Task to carry out —
Scan the records for the string "系统时钟"; copy each line where it occurs.

Data under study —
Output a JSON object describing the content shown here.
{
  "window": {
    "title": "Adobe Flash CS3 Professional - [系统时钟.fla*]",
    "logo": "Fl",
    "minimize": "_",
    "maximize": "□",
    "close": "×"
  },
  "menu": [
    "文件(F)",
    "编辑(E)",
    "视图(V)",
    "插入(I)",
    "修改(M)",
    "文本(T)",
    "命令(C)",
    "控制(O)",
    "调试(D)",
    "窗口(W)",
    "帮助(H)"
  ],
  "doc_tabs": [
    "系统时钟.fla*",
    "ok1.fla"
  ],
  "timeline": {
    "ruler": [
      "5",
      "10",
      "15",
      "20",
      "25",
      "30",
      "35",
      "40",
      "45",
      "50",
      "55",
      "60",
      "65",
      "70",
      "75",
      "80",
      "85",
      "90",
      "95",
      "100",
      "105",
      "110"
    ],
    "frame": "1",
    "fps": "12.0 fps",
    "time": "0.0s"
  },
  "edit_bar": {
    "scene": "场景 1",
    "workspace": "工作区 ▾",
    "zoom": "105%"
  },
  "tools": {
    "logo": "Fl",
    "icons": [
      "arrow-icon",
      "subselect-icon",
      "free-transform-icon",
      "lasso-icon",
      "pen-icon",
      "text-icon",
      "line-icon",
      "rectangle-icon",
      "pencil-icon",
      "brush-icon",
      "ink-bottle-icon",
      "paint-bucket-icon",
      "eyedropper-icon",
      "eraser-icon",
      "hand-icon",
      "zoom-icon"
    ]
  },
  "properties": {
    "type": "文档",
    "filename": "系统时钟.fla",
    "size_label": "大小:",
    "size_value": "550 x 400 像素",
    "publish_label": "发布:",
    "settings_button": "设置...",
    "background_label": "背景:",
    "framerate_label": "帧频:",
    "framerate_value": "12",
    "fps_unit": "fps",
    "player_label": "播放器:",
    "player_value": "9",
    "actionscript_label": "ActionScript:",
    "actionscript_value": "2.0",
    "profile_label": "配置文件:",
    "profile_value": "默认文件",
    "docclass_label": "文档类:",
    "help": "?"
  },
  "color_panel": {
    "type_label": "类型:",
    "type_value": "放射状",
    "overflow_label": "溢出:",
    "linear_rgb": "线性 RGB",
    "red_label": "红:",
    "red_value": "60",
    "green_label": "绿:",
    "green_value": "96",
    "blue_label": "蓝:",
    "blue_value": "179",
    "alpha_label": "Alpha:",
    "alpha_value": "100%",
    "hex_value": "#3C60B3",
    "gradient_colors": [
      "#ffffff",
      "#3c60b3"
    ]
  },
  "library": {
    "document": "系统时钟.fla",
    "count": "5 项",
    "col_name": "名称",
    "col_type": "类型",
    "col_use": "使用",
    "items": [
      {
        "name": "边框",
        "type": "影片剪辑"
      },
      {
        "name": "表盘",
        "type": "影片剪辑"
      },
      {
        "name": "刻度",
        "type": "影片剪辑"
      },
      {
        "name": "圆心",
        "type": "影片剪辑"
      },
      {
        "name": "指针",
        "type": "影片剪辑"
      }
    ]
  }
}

Expected output —
    "title": "Adobe Flash CS3 Professional - [系统时钟.fla*]",
    "系统时钟.fla*",
    "filename": "系统时钟.fla",
    "document": "系统时钟.fla",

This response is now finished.